“What a sad story, I thought for so long. Not that I now think it was happy. But I think it is true, and thus the question of whether it is sad or happy has no meaning whatever.”
It’s been 17 days since I’ve finished reading the book and 15 days since I’ve watched the movie and my thoughts still keep returning to this story, analyzing it over and over again and discovering new truths for myself.
First, I thought I would start this review by retelling you the plot, but when I started writing this short plot summary I felt like I was revealing so much about the story already, and it’s just one of those stories, which are the best to read without knowing a thing about them. Okay, may be just to know whether you want to read it you must know that it’s about a 15-year old Michael Berg falling in love with 36-year-old Hanna Schmitz, their romance, how she suddenly disappears without letting him know, Michael meeting Hanna 9 years later in the court, Frankfurt process, concentration camps, Germany after World War II. And the most important, the mystery behind Hanna’s requests to 15-year-old Michael to read out loud to her. This book also states several interesting (almost philosophical) questions, which I’m still thinking about.
I must add that the novel consists of three parts. The first one focuses on their unusual romance. The second part concentrates on the trial. And the last one tells us about after-the-trial events.

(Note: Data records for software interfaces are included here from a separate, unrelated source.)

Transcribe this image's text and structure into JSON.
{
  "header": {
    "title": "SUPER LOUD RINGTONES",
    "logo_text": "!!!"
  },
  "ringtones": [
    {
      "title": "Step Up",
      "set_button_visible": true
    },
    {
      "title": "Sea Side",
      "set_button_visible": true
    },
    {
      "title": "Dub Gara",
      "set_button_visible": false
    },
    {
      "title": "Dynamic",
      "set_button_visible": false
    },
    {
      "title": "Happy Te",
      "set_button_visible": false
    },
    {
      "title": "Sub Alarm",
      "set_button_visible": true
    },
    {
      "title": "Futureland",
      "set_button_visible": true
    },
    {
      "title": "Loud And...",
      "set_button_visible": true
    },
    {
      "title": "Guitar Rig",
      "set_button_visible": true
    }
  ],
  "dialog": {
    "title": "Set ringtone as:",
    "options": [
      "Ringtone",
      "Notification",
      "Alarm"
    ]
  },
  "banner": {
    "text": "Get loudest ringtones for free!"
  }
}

Speaking of The Reader movie, – great actors, good music and, most of all, almost no changes of the original plot. I loved it. If you want to ‘feel’ this book, just listen to one of the movie soundtracks – Ludovico Einaudi’s “Primavera”.

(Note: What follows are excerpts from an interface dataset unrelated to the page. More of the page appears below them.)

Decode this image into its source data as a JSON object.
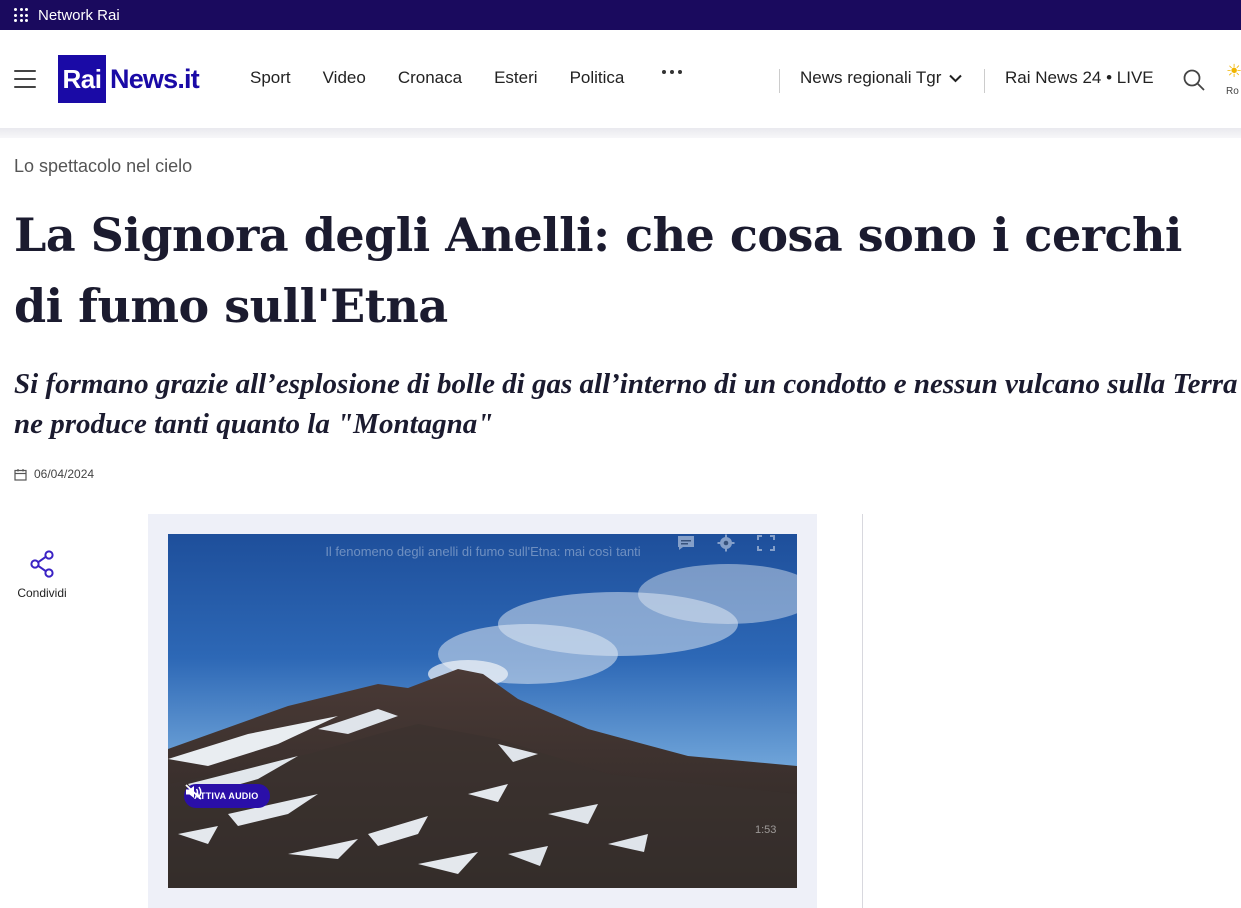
{
  "network_bar": {
    "label": "Network Rai"
  },
  "header": {
    "logo_box": "Rai",
    "logo_text": "News.it",
    "nav": [
      "Sport",
      "Video",
      "Cronaca",
      "Esteri",
      "Politica"
    ],
    "regional": "News regionali Tgr",
    "live": "Rai News 24 • LIVE",
    "weather_city": "Ro"
  },
  "article": {
    "kicker": "Lo spettacolo nel cielo",
    "title": "La Signora degli Anelli: che cosa sono i cerchi di fumo sull'Etna",
    "subtitle": "Si formano grazie all’esplosione di bolle di gas all’interno di un condotto e nessun vulcano sulla Terra ne produce tanti quanto la \"Montagna\"",
    "date": "06/04/2024"
  },
  "share": {
    "label": "Condividi"
  },
  "video": {
    "caption": "Il fenomeno degli anelli di fumo sull'Etna: mai così tanti",
    "audio_button": "ATTIVA AUDIO",
    "duration": "1:53"
  },
  "colors": {
    "brand": "#1a0aa6",
    "network_bar": "#1a0a5e",
    "audio_button": "#2a0fa8"
  }
}
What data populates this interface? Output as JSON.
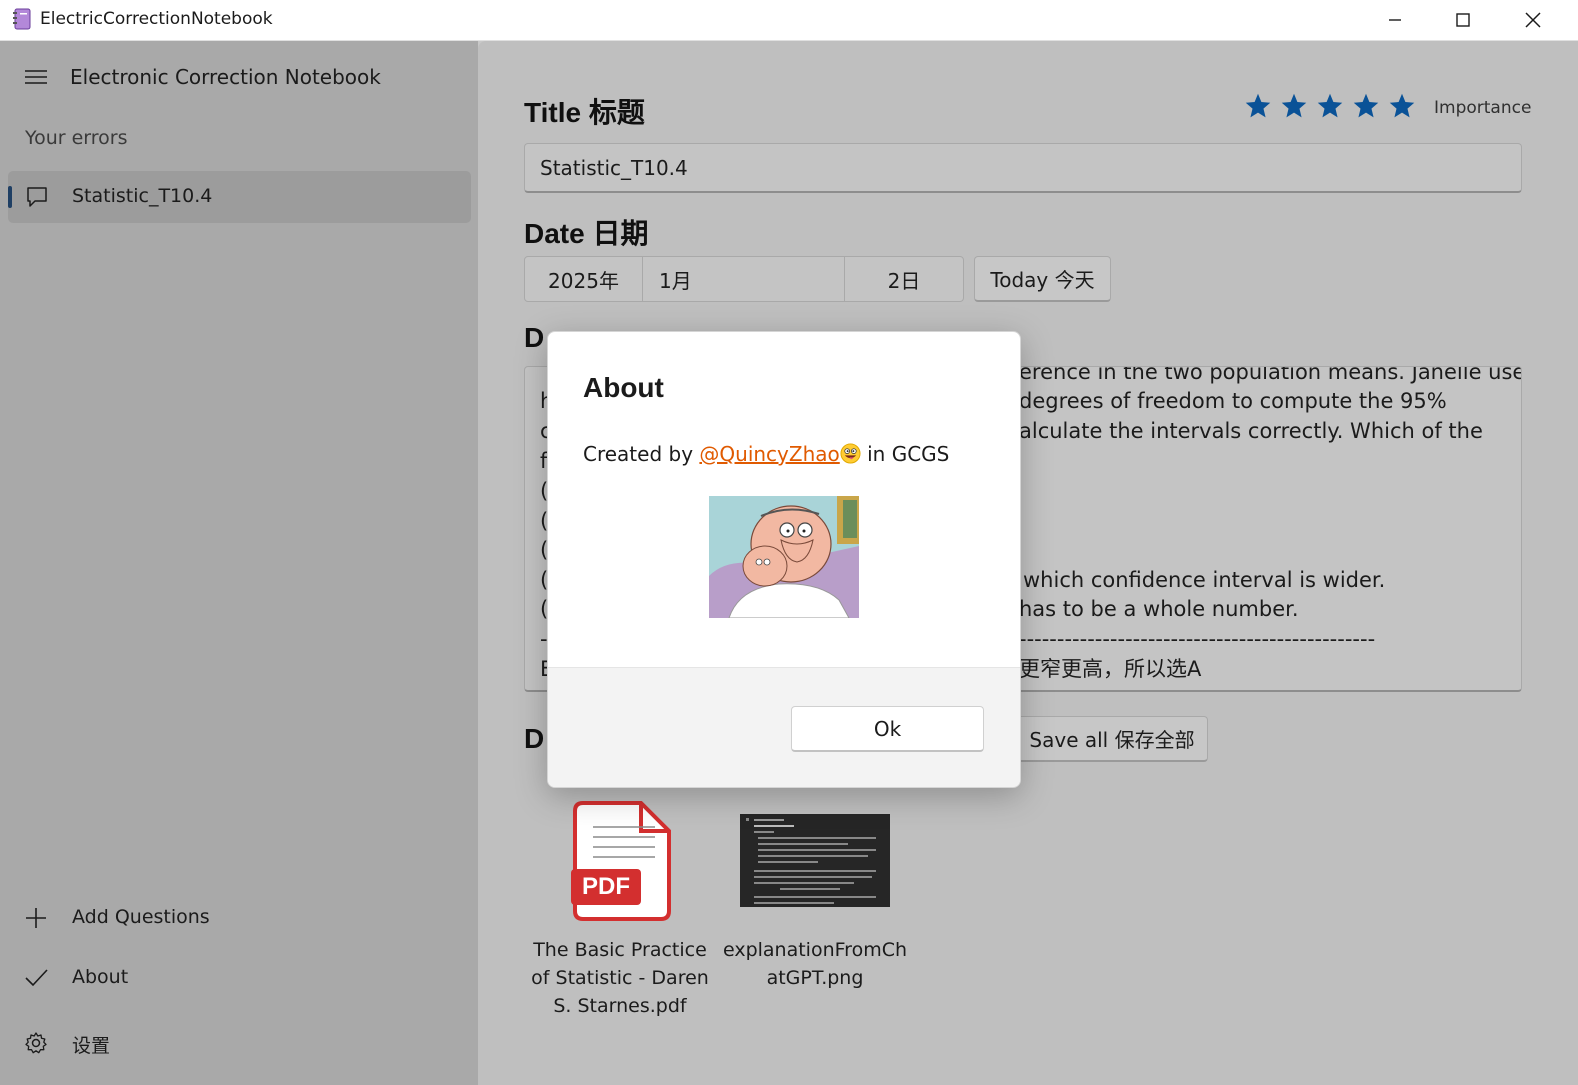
{
  "window": {
    "title": "ElectricCorrectionNotebook",
    "icons": [
      "notebook-app-icon",
      "minimize-icon",
      "maximize-icon",
      "close-icon"
    ]
  },
  "sidebar": {
    "app_name": "Electronic Correction Notebook",
    "section_title": "Your errors",
    "items": [
      {
        "label": "Statistic_T10.4",
        "icon": "chat-bubble-icon"
      }
    ],
    "footer": {
      "add_label": "Add Questions",
      "about_label": "About",
      "settings_label": "设置"
    }
  },
  "main": {
    "title_heading": "Title 标题",
    "importance_label": "Importance",
    "importance_stars": 5,
    "title_value": "Statistic_T10.4",
    "date_heading": "Date 日期",
    "date": {
      "year": "2025年",
      "month": "1月",
      "day": "2日"
    },
    "today_button": "Today 今天",
    "description_heading_visible": "D",
    "description_fragments": {
      "line1_right": "erence in the two population means. Janelle uses",
      "line2_left": "h",
      "line2_right": "degrees of freedom to compute the 95%",
      "line3_left": "c",
      "line3_right": "alculate the intervals correctly. Which of the",
      "line4_left": "f",
      "line5_left": "(",
      "line6_left": "(",
      "line7_left": "(",
      "line8_left": "(",
      "line8_right": "which confidence interval is wider.",
      "line9_left": "(",
      "line9_right": "has to be a whole number.",
      "line10_left": "-",
      "line10_right": "-----------------------------------------------",
      "line11_left": "E",
      "line11_right": "更窄更高，所以选A"
    },
    "documents_heading_visible": "D",
    "save_all_button": "Save all 保存全部",
    "attachments": [
      {
        "name": "The Basic Practice of Statistic - Daren S. Starnes.pdf",
        "icon": "pdf-file-icon",
        "badge": "PDF"
      },
      {
        "name": "explanationFromChatGPT.png",
        "icon": "image-thumbnail"
      }
    ],
    "colors": {
      "star": "#0a5297",
      "accent": "#1f3f64"
    }
  },
  "dialog": {
    "title": "About",
    "text_prefix": "Created by ",
    "link_text": "@QuincyZhao",
    "text_suffix": " in GCGS",
    "link_color": "#e05a00",
    "image": "cartoon-character-avatar",
    "ok_button": "Ok"
  }
}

This story is very unusual, very beautiful and touching! And the ending..it just surprised me! I’ve got so many scenarios of how it would end in my mind, but not one like this.
There is so much I want to tell about the book, but at the same time, I don’t want to spoil it for you. If you’ve read it, please write me in comments and we will talk about it!

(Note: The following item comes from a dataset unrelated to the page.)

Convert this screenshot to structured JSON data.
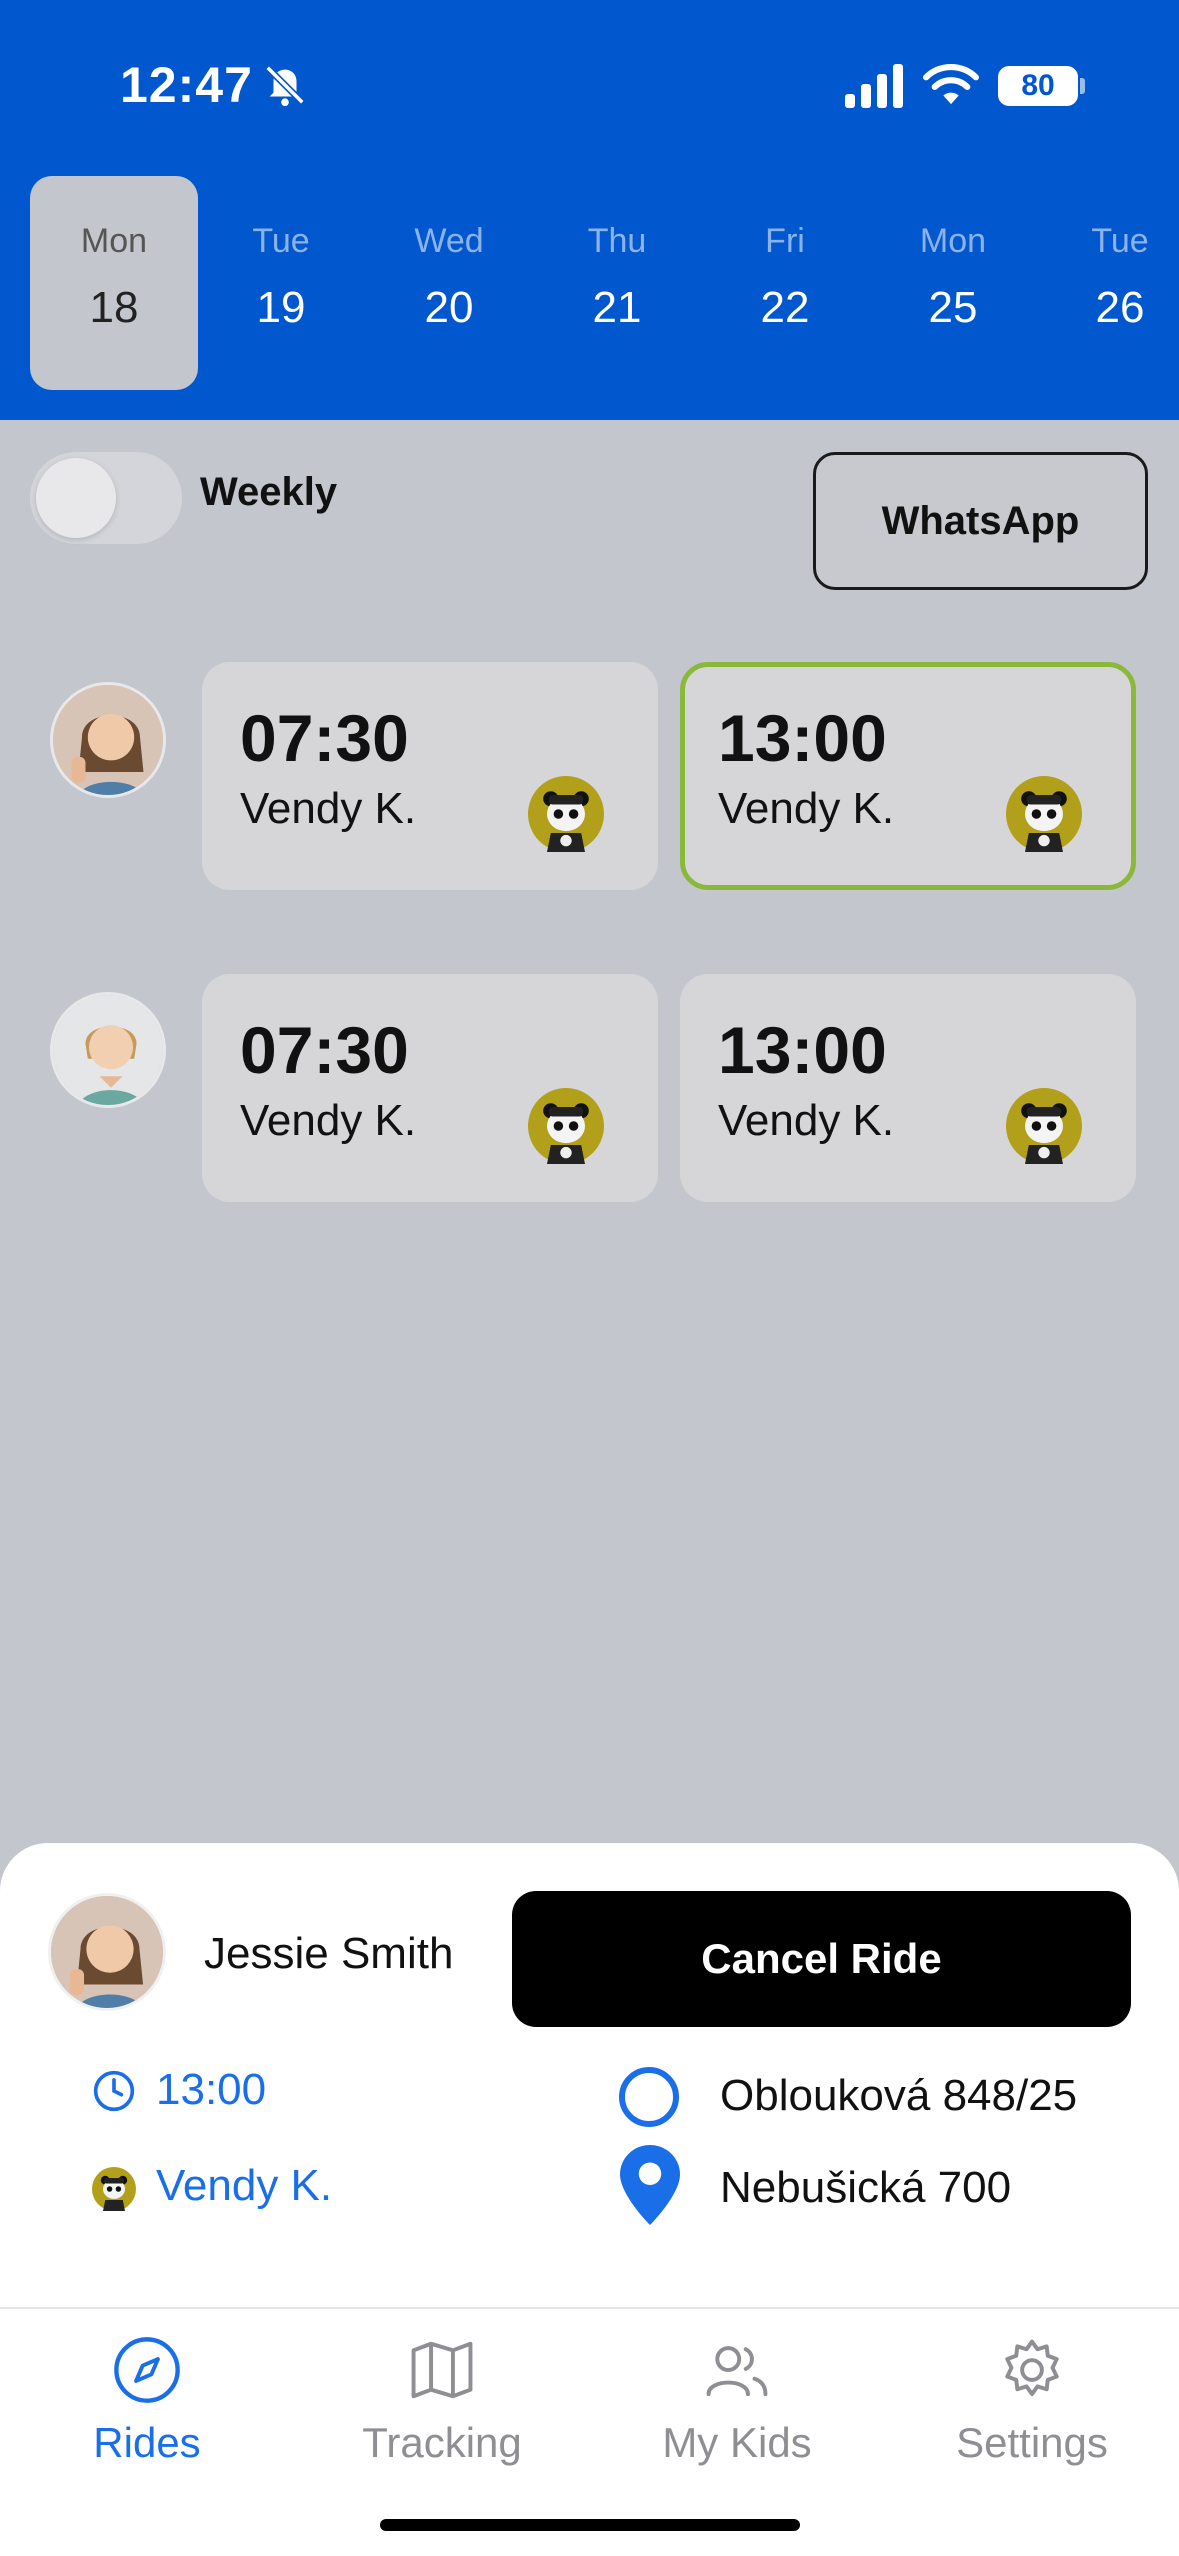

Thank you so much, Bernhard Schlink for writing this great book! I love it!
Several quotes from The Reader, I’d like to share with you:
“Through the long hours of the night you have the Church clock for company and the rumble of the occasional passing car that throws it’s headlights across the walls and ceilings. These are hours without sleep, which is not to say they’re sleepless, because on the contrary, they’re not about lack of anything, they are rich and full. Desires, memories, fears, passions form labyrinths in which we lose and find then lose ourselves again. They are hours where anything is possible, good or bad.”
“Now escape involves not just running away, but arriving somewhere.”
“I wanted simultaneously to understand Hanna’s crime and to condemn it. But it was too terrible for that. When I tried to understand it, I had the feeling I was failing to condemn it as it must be condemned. When I condemned it as it must be condemned, there was no room for understanding. But even as I wanted to understand Hanna, failing to understand her meant betraying her all over again. I could not resolve this. I wanted to pose myself both tasks-understanding and condemnation. But it was impossible to do both.”
“The tectonic layers of our lives rest so tightly one on top of the other that we always come up against earlier events in later ones, not as matter that has been fully formed and pushed aside, but absolutely present and alive.”